Excerpted records START

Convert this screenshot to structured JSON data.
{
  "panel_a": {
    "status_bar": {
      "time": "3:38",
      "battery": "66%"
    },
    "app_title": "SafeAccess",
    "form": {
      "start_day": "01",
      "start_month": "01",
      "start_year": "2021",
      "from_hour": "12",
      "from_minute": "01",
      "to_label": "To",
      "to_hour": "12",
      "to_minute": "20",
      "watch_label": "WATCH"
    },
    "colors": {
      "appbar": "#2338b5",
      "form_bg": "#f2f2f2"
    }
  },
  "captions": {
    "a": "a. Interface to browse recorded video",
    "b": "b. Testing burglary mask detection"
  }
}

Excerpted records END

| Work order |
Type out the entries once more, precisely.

| Response below |
Convert this screenshot to structured JSON data.
{
  "panel_a": {
    "status_bar": {
      "time": "3:38",
      "battery": "66%"
    },
    "app_title": "SafeAccess",
    "form": {
      "start_day": "01",
      "start_month": "01",
      "start_year": "2021",
      "from_hour": "12",
      "from_minute": "01",
      "to_label": "To",
      "to_hour": "12",
      "to_minute": "20",
      "watch_label": "WATCH"
    },
    "colors": {
      "appbar": "#2338b5",
      "form_bg": "#f2f2f2"
    }
  },
  "captions": {
    "a": "a. Interface to browse recorded video",
    "b": "b. Testing burglary mask detection"
  }
}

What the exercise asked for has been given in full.